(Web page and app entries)
= Beginning of Section =

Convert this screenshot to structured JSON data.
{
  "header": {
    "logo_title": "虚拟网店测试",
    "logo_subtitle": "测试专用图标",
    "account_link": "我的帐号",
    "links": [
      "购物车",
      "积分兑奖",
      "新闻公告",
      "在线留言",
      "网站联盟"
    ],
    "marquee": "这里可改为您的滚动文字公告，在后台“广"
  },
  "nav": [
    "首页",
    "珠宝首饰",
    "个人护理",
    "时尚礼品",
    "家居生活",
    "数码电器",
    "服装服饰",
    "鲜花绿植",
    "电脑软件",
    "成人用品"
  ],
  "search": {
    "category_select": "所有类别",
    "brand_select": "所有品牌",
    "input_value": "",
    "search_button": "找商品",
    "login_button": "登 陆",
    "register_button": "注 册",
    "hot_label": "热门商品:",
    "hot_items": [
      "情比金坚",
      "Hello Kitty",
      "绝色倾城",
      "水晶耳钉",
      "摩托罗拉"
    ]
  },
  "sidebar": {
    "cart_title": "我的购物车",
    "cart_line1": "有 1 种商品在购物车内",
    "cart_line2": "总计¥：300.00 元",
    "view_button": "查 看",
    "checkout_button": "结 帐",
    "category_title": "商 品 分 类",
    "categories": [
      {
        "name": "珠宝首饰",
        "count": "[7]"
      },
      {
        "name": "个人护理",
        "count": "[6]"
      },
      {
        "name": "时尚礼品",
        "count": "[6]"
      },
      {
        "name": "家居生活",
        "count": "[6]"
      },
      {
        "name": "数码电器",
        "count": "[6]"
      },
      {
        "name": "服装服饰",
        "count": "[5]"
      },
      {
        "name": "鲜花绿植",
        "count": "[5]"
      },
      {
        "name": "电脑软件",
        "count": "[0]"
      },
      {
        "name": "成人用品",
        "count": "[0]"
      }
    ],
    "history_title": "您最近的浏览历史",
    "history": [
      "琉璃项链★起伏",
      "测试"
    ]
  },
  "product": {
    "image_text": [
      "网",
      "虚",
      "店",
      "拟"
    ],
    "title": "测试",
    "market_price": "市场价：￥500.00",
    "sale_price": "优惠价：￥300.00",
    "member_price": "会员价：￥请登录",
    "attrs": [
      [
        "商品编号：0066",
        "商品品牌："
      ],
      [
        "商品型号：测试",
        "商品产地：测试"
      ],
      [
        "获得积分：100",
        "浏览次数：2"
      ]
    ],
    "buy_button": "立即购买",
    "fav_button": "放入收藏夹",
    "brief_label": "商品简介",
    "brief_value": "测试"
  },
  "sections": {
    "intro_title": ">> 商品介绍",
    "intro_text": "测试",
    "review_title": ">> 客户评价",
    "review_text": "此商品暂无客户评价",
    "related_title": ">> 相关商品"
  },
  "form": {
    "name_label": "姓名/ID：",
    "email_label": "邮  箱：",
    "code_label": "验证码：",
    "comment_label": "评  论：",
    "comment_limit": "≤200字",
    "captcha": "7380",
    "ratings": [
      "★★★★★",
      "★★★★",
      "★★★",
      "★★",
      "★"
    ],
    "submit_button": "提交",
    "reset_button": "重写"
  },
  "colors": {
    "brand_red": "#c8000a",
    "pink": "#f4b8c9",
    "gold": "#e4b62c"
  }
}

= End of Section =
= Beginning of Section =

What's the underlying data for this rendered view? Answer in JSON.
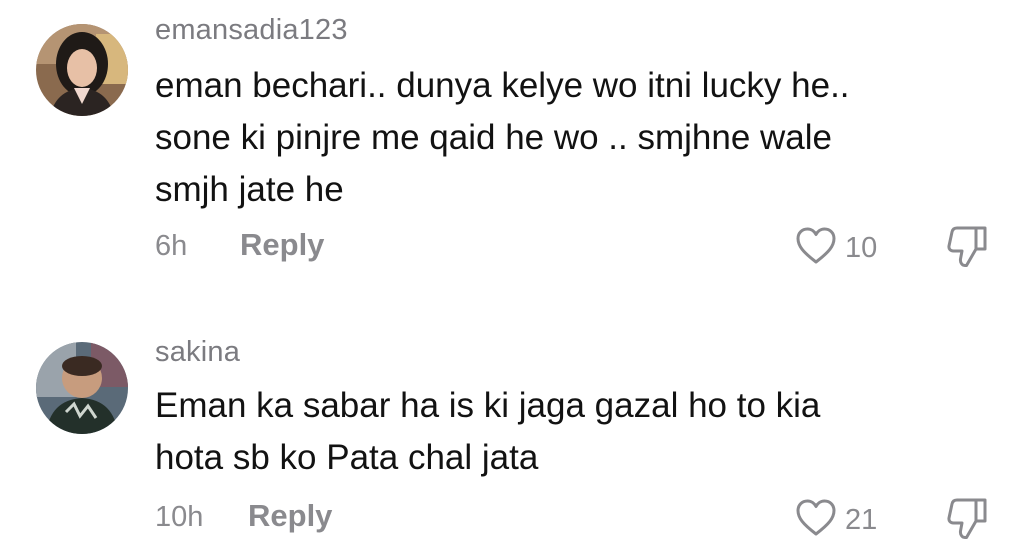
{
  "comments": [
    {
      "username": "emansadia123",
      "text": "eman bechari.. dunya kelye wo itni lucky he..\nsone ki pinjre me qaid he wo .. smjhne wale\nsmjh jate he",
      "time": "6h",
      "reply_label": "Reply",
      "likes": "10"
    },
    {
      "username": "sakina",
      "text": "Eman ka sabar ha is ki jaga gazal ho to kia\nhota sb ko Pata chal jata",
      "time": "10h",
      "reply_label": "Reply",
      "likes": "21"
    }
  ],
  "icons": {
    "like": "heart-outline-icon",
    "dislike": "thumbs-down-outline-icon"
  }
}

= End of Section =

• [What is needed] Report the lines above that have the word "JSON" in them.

• [Result for this exercise]
Convert this screenshot to structured JSON data.
What's the underlying data for this rendered view? Answer in JSON.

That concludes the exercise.